▶ [AIM OF THE TASK]:
Print the data below verbatim, minus images.

▶ [MATERIAL FOR THIS TASK]:
- - -
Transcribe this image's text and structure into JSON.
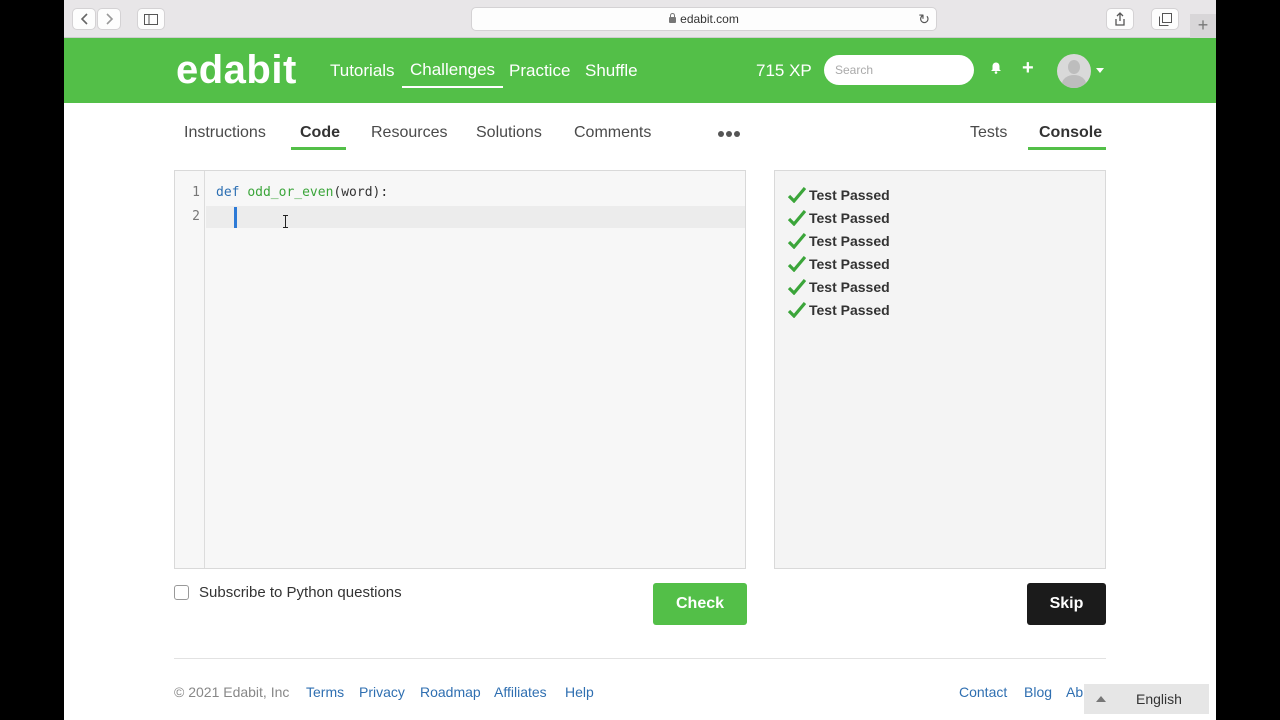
{
  "browser": {
    "url": "edabit.com",
    "new_tab_glyph": "+"
  },
  "header": {
    "logo": "edabit",
    "nav": [
      "Tutorials",
      "Challenges",
      "Practice",
      "Shuffle"
    ],
    "active_nav": "Challenges",
    "xp": "715 XP",
    "search_placeholder": "Search",
    "brand_color": "#53bf48"
  },
  "tabs": {
    "left": [
      "Instructions",
      "Code",
      "Resources",
      "Solutions",
      "Comments"
    ],
    "active_left": "Code",
    "right": [
      "Tests",
      "Console"
    ],
    "active_right": "Console"
  },
  "editor": {
    "line_numbers": [
      "1",
      "2"
    ],
    "line1": {
      "kw": "def",
      "fn": "odd_or_even",
      "rest": "(word):"
    }
  },
  "console": {
    "results": [
      "Test Passed",
      "Test Passed",
      "Test Passed",
      "Test Passed",
      "Test Passed",
      "Test Passed"
    ]
  },
  "actions": {
    "subscribe_label": "Subscribe to Python questions",
    "check_label": "Check",
    "skip_label": "Skip"
  },
  "footer": {
    "copyright": "© 2021 Edabit, Inc",
    "left_links": [
      "Terms",
      "Privacy",
      "Roadmap",
      "Affiliates",
      "Help"
    ],
    "right_links": [
      "Contact",
      "Blog",
      "Ab"
    ],
    "language": "English"
  }
}
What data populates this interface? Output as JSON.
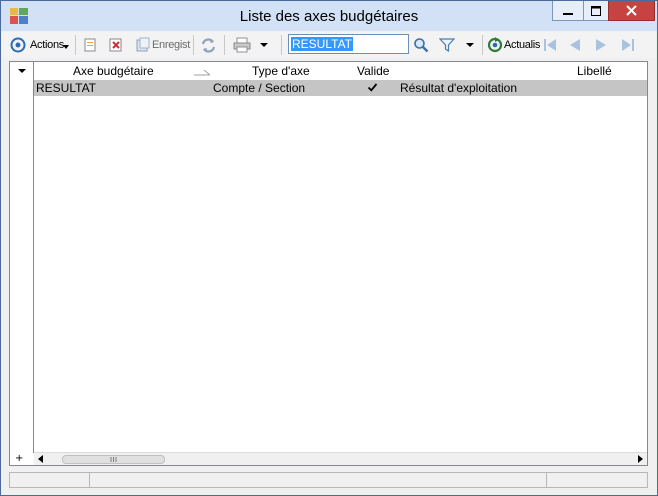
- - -
▶ [RESPONSE TO THE EXERCISE]:
Transcribe this image's text and structure into JSON.
{
  "browser": {
    "url": "edabit.com",
    "new_tab_glyph": "+"
  },
  "header": {
    "logo": "edabit",
    "nav": [
      "Tutorials",
      "Challenges",
      "Practice",
      "Shuffle"
    ],
    "active_nav": "Challenges",
    "xp": "715 XP",
    "search_placeholder": "Search",
    "brand_color": "#53bf48"
  },
  "tabs": {
    "left": [
      "Instructions",
      "Code",
      "Resources",
      "Solutions",
      "Comments"
    ],
    "active_left": "Code",
    "right": [
      "Tests",
      "Console"
    ],
    "active_right": "Console"
  },
  "editor": {
    "line_numbers": [
      "1",
      "2"
    ],
    "line1": {
      "kw": "def",
      "fn": "odd_or_even",
      "rest": "(word):"
    }
  },
  "console": {
    "results": [
      "Test Passed",
      "Test Passed",
      "Test Passed",
      "Test Passed",
      "Test Passed",
      "Test Passed"
    ]
  },
  "actions": {
    "subscribe_label": "Subscribe to Python questions",
    "check_label": "Check",
    "skip_label": "Skip"
  },
  "footer": {
    "copyright": "© 2021 Edabit, Inc",
    "left_links": [
      "Terms",
      "Privacy",
      "Roadmap",
      "Affiliates",
      "Help"
    ],
    "right_links": [
      "Contact",
      "Blog",
      "Ab"
    ],
    "language": "English"
  }
}
What data populates this interface? Output as JSON.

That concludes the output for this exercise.